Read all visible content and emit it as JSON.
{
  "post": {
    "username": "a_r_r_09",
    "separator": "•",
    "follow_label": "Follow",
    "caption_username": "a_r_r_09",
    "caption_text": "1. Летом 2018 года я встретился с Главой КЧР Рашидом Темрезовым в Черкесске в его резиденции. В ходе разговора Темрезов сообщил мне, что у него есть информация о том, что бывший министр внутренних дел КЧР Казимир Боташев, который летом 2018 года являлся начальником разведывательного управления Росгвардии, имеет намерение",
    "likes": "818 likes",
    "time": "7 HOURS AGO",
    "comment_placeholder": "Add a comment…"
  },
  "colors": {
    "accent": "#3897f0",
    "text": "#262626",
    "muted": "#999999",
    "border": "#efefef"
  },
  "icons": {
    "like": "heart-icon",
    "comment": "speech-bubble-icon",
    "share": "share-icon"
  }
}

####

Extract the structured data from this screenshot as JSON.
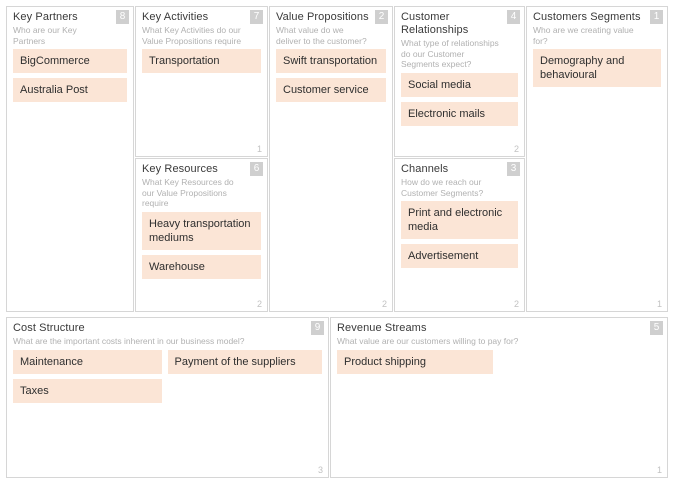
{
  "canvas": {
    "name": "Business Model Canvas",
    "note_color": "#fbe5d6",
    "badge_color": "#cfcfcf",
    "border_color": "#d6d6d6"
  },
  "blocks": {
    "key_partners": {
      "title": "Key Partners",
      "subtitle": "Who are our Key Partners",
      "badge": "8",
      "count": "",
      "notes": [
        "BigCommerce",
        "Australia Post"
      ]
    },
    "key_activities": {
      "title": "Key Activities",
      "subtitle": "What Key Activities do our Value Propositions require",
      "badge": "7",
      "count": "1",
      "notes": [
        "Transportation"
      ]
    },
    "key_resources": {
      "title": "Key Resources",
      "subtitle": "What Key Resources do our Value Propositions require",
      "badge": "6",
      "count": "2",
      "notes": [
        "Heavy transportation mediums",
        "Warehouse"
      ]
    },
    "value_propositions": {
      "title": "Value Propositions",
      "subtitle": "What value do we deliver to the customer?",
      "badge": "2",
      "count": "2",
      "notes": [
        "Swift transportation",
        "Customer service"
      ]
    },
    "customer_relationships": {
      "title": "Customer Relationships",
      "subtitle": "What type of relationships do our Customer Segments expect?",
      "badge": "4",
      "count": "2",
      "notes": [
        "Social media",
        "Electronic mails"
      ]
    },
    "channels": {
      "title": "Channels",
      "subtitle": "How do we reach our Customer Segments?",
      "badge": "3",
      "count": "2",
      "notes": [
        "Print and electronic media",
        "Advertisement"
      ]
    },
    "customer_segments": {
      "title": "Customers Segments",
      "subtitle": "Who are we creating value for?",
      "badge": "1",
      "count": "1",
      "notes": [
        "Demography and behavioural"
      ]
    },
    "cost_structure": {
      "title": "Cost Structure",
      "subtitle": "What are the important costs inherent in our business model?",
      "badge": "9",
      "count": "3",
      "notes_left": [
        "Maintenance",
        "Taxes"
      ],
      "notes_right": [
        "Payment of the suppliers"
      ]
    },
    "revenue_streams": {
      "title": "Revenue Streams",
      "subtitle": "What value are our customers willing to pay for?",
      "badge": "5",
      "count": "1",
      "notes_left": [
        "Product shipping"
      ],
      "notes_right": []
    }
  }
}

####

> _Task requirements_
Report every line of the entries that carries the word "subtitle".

> _Written answer_
      "subtitle": "Who are our Key Partners",
      "subtitle": "What Key Activities do our Value Propositions require",
      "subtitle": "What Key Resources do our Value Propositions require",
      "subtitle": "What value do we deliver to the customer?",
      "subtitle": "What type of relationships do our Customer Segments expect?",
      "subtitle": "How do we reach our Customer Segments?",
      "subtitle": "Who are we creating value for?",
      "subtitle": "What are the important costs inherent in our business model?",
      "subtitle": "What value are our customers willing to pay for?",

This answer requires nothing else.